Start of Block

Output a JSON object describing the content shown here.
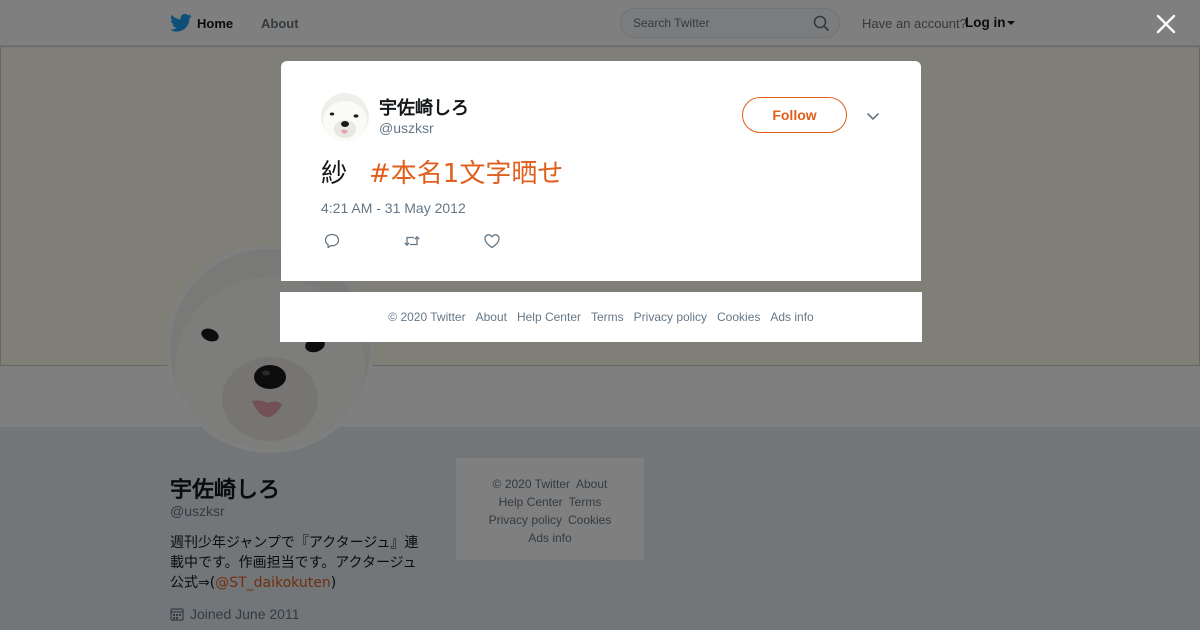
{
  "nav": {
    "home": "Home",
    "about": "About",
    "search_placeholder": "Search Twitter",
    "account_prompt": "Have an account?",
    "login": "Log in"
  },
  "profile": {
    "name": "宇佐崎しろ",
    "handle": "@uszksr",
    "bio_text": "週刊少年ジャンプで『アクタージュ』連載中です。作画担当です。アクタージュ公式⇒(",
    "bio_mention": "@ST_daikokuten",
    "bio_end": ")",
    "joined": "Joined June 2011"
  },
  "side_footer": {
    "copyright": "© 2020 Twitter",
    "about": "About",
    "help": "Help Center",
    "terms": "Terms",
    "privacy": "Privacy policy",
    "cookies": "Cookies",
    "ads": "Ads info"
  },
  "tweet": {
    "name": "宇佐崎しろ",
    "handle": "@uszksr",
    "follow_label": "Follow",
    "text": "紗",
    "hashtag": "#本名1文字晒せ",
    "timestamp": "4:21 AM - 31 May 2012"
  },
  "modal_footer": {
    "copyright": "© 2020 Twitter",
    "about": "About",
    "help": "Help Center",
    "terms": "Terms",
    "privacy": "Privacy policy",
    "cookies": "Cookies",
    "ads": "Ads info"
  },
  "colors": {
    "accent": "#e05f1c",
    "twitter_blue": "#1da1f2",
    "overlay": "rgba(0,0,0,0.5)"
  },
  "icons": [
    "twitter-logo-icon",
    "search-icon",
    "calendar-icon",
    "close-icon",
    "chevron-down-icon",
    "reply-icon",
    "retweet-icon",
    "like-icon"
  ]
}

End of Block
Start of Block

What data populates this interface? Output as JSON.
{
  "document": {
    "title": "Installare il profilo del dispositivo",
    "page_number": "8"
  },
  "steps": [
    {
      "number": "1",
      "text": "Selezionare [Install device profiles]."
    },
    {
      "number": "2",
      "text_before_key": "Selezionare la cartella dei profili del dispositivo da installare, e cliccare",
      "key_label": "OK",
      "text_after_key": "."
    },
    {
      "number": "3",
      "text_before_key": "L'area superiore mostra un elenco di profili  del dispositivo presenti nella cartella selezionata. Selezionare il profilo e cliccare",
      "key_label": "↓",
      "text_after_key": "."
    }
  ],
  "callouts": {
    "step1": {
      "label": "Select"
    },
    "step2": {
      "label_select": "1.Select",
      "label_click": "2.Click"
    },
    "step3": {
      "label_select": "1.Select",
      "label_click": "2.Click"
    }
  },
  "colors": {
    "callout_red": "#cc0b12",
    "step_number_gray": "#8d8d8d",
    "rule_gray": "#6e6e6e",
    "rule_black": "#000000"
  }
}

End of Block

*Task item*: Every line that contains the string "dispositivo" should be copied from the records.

*The completed task*:
    "title": "Installare il profilo del dispositivo",
      "text_before_key": "Selezionare la cartella dei profili del dispositivo da installare, e cliccare",
      "text_before_key": "L'area superiore mostra un elenco di profili  del dispositivo presenti nella cartella selezionata. Selezionare il profilo e cliccare",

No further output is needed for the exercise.